- Although Talley has 232 total wins, with 204 of them at Villanova, he has only 191 NCAA Division I wins. Talley's first 28 wins were at Division III St. Lawrence. When Villanova reinstated football in 1985 with Talley as head coach, it did so as a Division III program, and did not upgrade to the FCS level until 1987.
- "NCAA Career Statistics". NCAA. Retrieved June 21, 2010. (The NCAA Career Statistics database allows the viewer to obtain coaching records for all NCAA coaches by inputting the individual's name in the linked window.)

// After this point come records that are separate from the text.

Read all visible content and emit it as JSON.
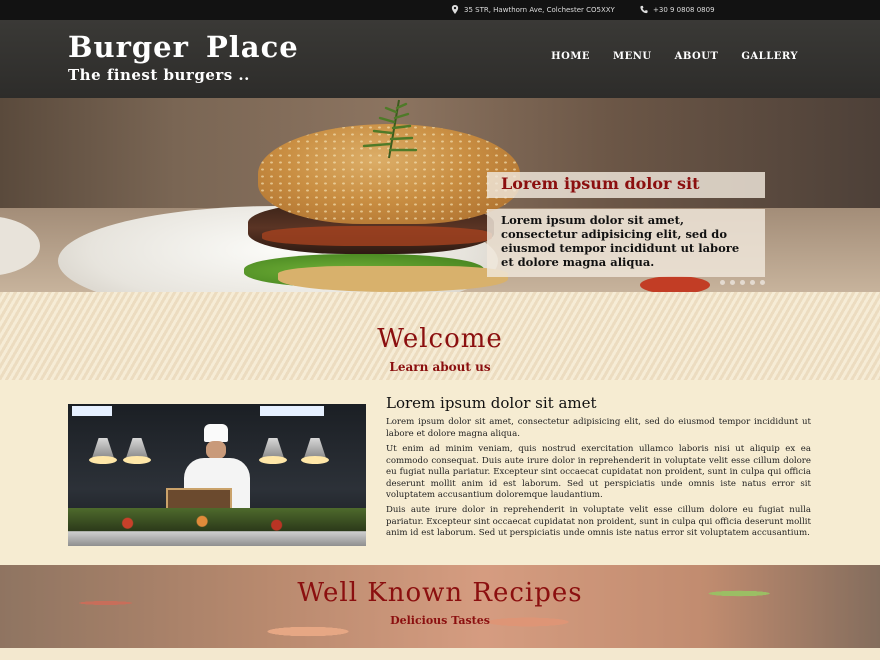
{
  "topbar": {
    "address": "35 STR, Hawthorn Ave, Colchester CO5XXY",
    "phone": "+30 9 0808 0809",
    "address_icon": "map-pin-icon",
    "phone_icon": "phone-icon"
  },
  "header": {
    "title": "Burger Place",
    "subtitle": "The finest burgers ..",
    "nav": [
      "HOME",
      "MENU",
      "ABOUT",
      "GALLERY"
    ]
  },
  "hero": {
    "caption_title": "Lorem ipsum dolor sit",
    "caption_body": "Lorem ipsum dolor sit amet, consectetur adipisicing elit, sed do eiusmod tempor incididunt ut labore et dolore magna aliqua."
  },
  "welcome": {
    "title": "Welcome",
    "subtitle": "Learn about us"
  },
  "article": {
    "title": "Lorem ipsum dolor sit amet",
    "paragraphs": [
      "Lorem ipsum dolor sit amet, consectetur adipisicing elit, sed do eiusmod tempor incididunt ut labore et dolore magna aliqua.",
      "Ut enim ad minim veniam, quis nostrud exercitation ullamco laboris nisi ut aliquip ex ea commodo consequat. Duis aute irure dolor in reprehenderit in voluptate velit esse cillum dolore eu fugiat nulla pariatur. Excepteur sint occaecat cupidatat non proident, sunt in culpa qui officia deserunt mollit anim id est laborum. Sed ut perspiciatis unde omnis iste natus error sit voluptatem accusantium doloremque laudantium.",
      "Duis aute irure dolor in reprehenderit in voluptate velit esse cillum dolore eu fugiat nulla pariatur. Excepteur sint occaecat cupidatat non proident, sunt in culpa qui officia deserunt mollit anim id est laborum. Sed ut perspiciatis unde omnis iste natus error sit voluptatem accusantium."
    ]
  },
  "recipes": {
    "title": "Well Known Recipes",
    "subtitle": "Delicious Tastes"
  },
  "colors": {
    "accent": "#8b0f0f",
    "header_bg": "#333230",
    "page_bg": "#f4ead0"
  }
}
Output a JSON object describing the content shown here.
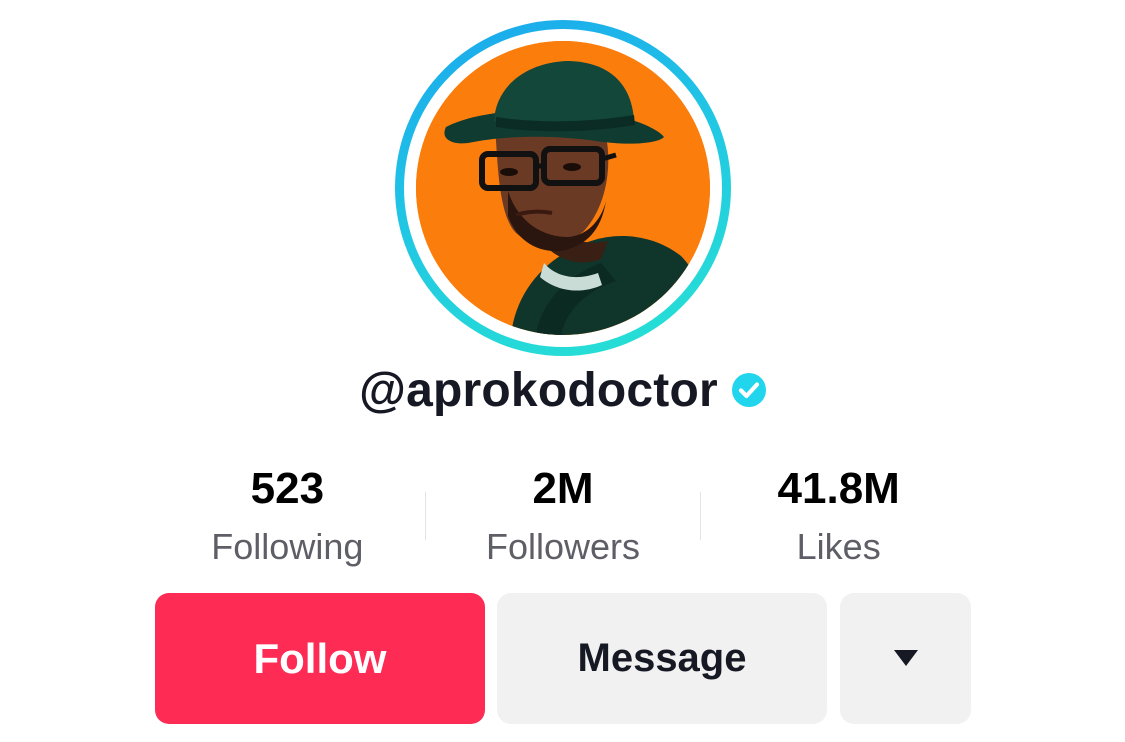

- "NCAA Coaching Records". NCAA. 2013. (The linked document is a report published by the NCAA listing the winningest coaches based on data through the end of the 2012 season. Updated information on coaches active in subsequent seasons is available through the other sources listed in the "References" section.)
- Associated Press (September 29, 2013). "Lowe's 3 TDs propel Texas St. past Wyoming 42-21". ESPN.com. Retrieved September 29, 2013.
- "All-Time Coaching Records". College Football Data Warehouse. Retrieved June 20, 2010. (The referenced page reflects the updated information on the Top 10 winningest coaches. Records for other coaches are available in the database in alphabetical order through links from the referenced page.)
- "Penn State sanctions: $60M, bowl ban". ESPN. July 23, 2012. Retrieved September 27, 2013.
- "Coach Ford Announces Retirement Plans At Media Day" (Press release). University at Albany Sports. August 15, 2013. Retrieved December 4, 2013.
- "Hank Biesiot resigns as Head Football Coach" (Press release). Dickinson State University Athletics. November 21, 2013. Retrieved November 23, 2013.